Basic usage of Voxabot SSML Editor
Paste the text that you want to convert to audio
Chose the Text-to-Speech Engine that you want to use on the TTS Engine tab
Chose the language in which the text is written on the Languages tab
Chose the voice you want to use on the Voices tab
Click on Convert To Audio
Click on Play to listen to the generated audio
Save the audio file generated by clicking on (Save Audio)
Customizing the audio output using SSML
The Editor page is splitted in two panes. In the left pane you can paste the text that you want to convert to audio and in the right pane you can see the same text with all the SSML code embedded.
If you are not happy with the default audio output, you can modify it by inserting all standard SSML tags (break, emphasis, language, pitch, rate, volume, phoneme, say-as, alias, sentence) in the left pane without having to write any SSML tags manually. In the left pane you will see a visual representation of the SSML tags and in the right pane you will see the resulting SSML code. You can experiment by changing the SSML code and generating new audio output until you are satisfied with the result.
Saving text with embedded SSML code
If you want to save your text with embedded SSML code to work with it later or to use it somewhere else, you can do so by clicking on the Export SSML tab. This will create a file with an SSML extension.
Explanation of all tabs in Voxabot SSML Editor
Some of the new synthetic voices can produce effects not included in the standard SSML tag set. Non standard SSML tabs can be entered using the Custom tab. You can find more information about custom SSML tags supported for each TTS engine in the following links:
SSML code, which opens a box where advanced users can write the SSML code directly.
Wordcount, which opens a window showing complete word count details.
This option opens a window where you can paste any text which already contains SSML code.
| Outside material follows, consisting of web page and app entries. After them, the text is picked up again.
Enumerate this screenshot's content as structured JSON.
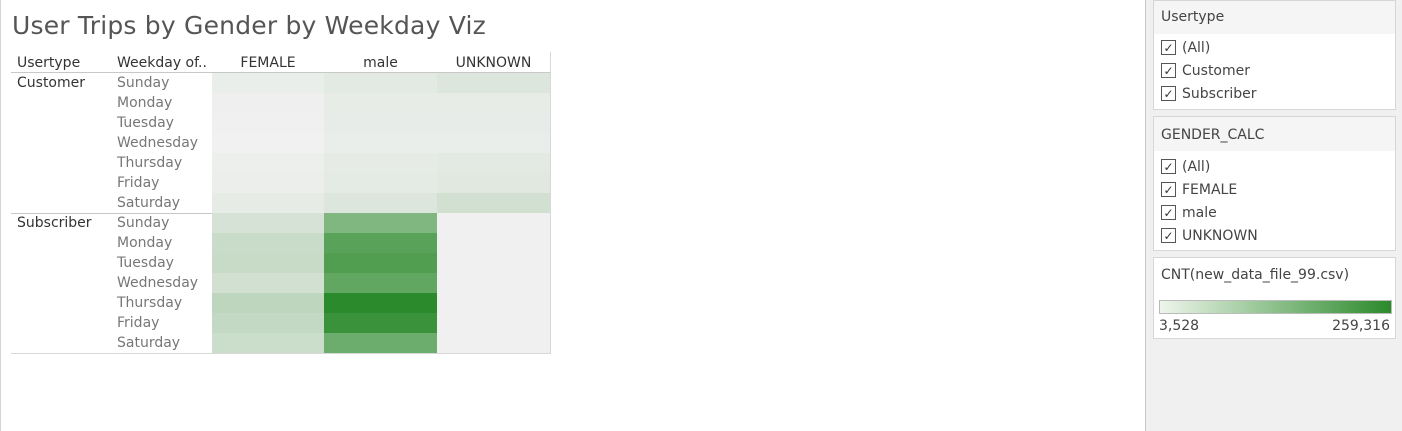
{
  "title": "User Trips by Gender by Weekday Viz",
  "table": {
    "row_header_1": "Usertype",
    "row_header_2": "Weekday of..",
    "columns": [
      "FEMALE",
      "male",
      "UNKNOWN"
    ]
  },
  "colors": {
    "low": "#f1f1f1",
    "high": "#2b8a2b",
    "empty": "#f0f0f0"
  },
  "chart_data": {
    "type": "heatmap",
    "title": "User Trips by Gender by Weekday Viz",
    "xlabel": "",
    "ylabel": "",
    "columns": [
      "FEMALE",
      "male",
      "UNKNOWN"
    ],
    "groups": [
      {
        "name": "Customer",
        "rows": [
          {
            "label": "Sunday",
            "values": [
              12000,
              22000,
              30000
            ]
          },
          {
            "label": "Monday",
            "values": [
              8000,
              17000,
              17000
            ]
          },
          {
            "label": "Tuesday",
            "values": [
              6000,
              15000,
              15000
            ]
          },
          {
            "label": "Wednesday",
            "values": [
              3528,
              12000,
              12000
            ]
          },
          {
            "label": "Thursday",
            "values": [
              9000,
              18000,
              22000
            ]
          },
          {
            "label": "Friday",
            "values": [
              10000,
              20000,
              26000
            ]
          },
          {
            "label": "Saturday",
            "values": [
              18000,
              30000,
              45000
            ]
          }
        ]
      },
      {
        "name": "Subscriber",
        "rows": [
          {
            "label": "Sunday",
            "values": [
              40000,
              150000,
              null
            ]
          },
          {
            "label": "Monday",
            "values": [
              55000,
              200000,
              null
            ]
          },
          {
            "label": "Tuesday",
            "values": [
              58000,
              210000,
              null
            ]
          },
          {
            "label": "Wednesday",
            "values": [
              45000,
              190000,
              null
            ]
          },
          {
            "label": "Thursday",
            "values": [
              70000,
              259316,
              null
            ]
          },
          {
            "label": "Friday",
            "values": [
              62000,
              240000,
              null
            ]
          },
          {
            "label": "Saturday",
            "values": [
              52000,
              175000,
              null
            ]
          }
        ]
      }
    ],
    "color_range": [
      3528,
      259316
    ]
  },
  "filters": {
    "usertype": {
      "title": "Usertype",
      "options": [
        "(All)",
        "Customer",
        "Subscriber"
      ]
    },
    "gender": {
      "title": "GENDER_CALC",
      "options": [
        "(All)",
        "FEMALE",
        "male",
        "UNKNOWN"
      ]
    },
    "check_glyph": "✓"
  },
  "legend": {
    "title": "CNT(new_data_file_99.csv)",
    "min_label": "3,528",
    "max_label": "259,316"
  }
}
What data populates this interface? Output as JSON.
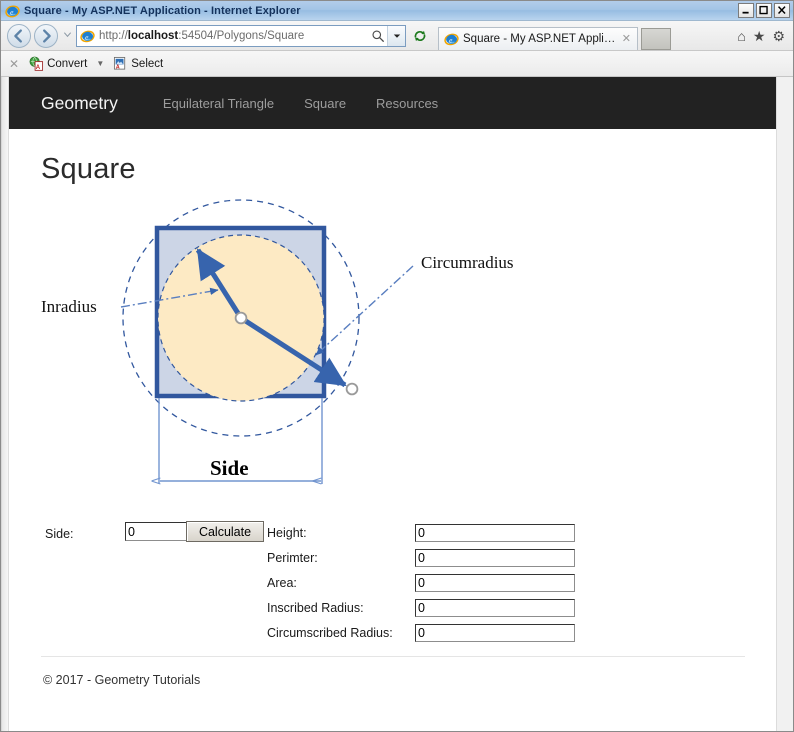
{
  "window": {
    "title": "Square - My ASP.NET Application - Internet Explorer",
    "ie_icon": "internet-explorer-icon",
    "minimize_label": "_",
    "maximize_label": "□",
    "close_label": "✕"
  },
  "browser": {
    "back_label": "◀",
    "forward_label": "▶",
    "history_caret": "▽",
    "address": {
      "scheme": "http://",
      "host": "localhost",
      "rest": ":54504/Polygons/Square",
      "full_url": "http://localhost:54504/Polygons/Square",
      "search_icon": "search-icon",
      "dropdown_icon": "chevron-down-icon"
    },
    "refresh_label": "↻",
    "tab": {
      "title": "Square - My ASP.NET Applic...",
      "close_label": "✕"
    },
    "toolbar_icons": {
      "home": "⌂",
      "favorites": "★",
      "tools": "⚙"
    }
  },
  "command_bar": {
    "close_label": "✕",
    "items": [
      {
        "label": "Convert",
        "icon": "pdf-convert-icon",
        "has_dropdown": true,
        "dropdown_label": "▼"
      },
      {
        "label": "Select",
        "icon": "pdf-select-icon",
        "has_dropdown": false
      }
    ]
  },
  "site": {
    "brand": "Geometry",
    "nav_links": [
      {
        "label": "Equilateral Triangle"
      },
      {
        "label": "Square"
      },
      {
        "label": "Resources"
      }
    ],
    "page_title": "Square",
    "footer": "© 2017 - Geometry Tutorials"
  },
  "diagram": {
    "labels": {
      "inradius": "Inradius",
      "circumradius": "Circumradius",
      "side": "Side"
    },
    "colors": {
      "square_fill": "#ccd5e6",
      "square_stroke": "#31579e",
      "circle_fill": "#fdeac4",
      "circle_stroke": "#31579e",
      "dashed_stroke": "#31579e",
      "arrow": "#3764ad",
      "dimension": "#7295cf"
    }
  },
  "form": {
    "side_label": "Side:",
    "side_value": "0",
    "calculate_label": "Calculate",
    "results": [
      {
        "label": "Height:",
        "value": "0"
      },
      {
        "label": "Perimter:",
        "value": "0"
      },
      {
        "label": "Area:",
        "value": "0"
      },
      {
        "label": "Inscribed Radius:",
        "value": "0"
      },
      {
        "label": "Circumscribed Radius:",
        "value": "0"
      }
    ]
  }
}
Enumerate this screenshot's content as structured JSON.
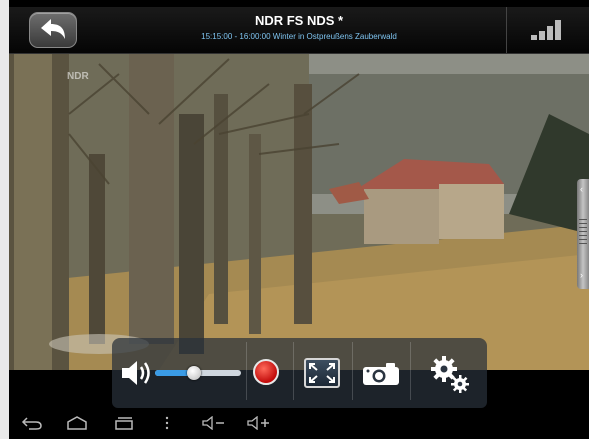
{
  "header": {
    "channel_title": "NDR FS NDS *",
    "program_info": "15:15:00 - 16:00:00 Winter in Ostpreußens Zauberwald"
  },
  "video": {
    "watermark": "NDR"
  },
  "controls": {
    "volume_level": 0.45,
    "accent_color": "#3a9be6",
    "record_color": "#d01010",
    "icons": [
      "volume-icon",
      "record-icon",
      "fullscreen-icon",
      "camera-icon",
      "settings-icon"
    ]
  },
  "nav": {
    "icons": [
      "back-nav-icon",
      "home-nav-icon",
      "recents-nav-icon",
      "menu-nav-icon",
      "volume-down-icon",
      "volume-up-icon"
    ]
  }
}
After you paste the text and press OK, the text will be imported into the Editor. This is useful when you already have some text with embedded SSML code that you want to work with.
This option lets you export the text into a file with the extension SSML which you can save in your hard disk.
Here you select the TTS engine that you want to use: Amazon, Google or Microsoft
Here you select the language in which the text is written. The TTS engine needs to know the language in which the text is written in order to render it correctly in that language.
Select the voice that you want to use from the different voices available from each TTS engine. For a list of voices offered by each TTS engine, see below:
Amazon Polly : Currently Amazon Polly provides approximately 15 neural voices and about 60 standard voices in almost 30 languages: https://docs.aws.amazon.com/polly/latest/dg/voicelist.html
Microsoft Azure : Microsoft provides around 70 neural voices and even a higher number of standard voices in about 50 languages: https://docs.microsoft.com/en-us/azure/cognitive-services/speech-service/language-support#text-to-speech
Google : Google provides around 250 voices using standard and Wavenet technology in about 40 languages: https://cloud.google.com/text-to-speech/docs/voices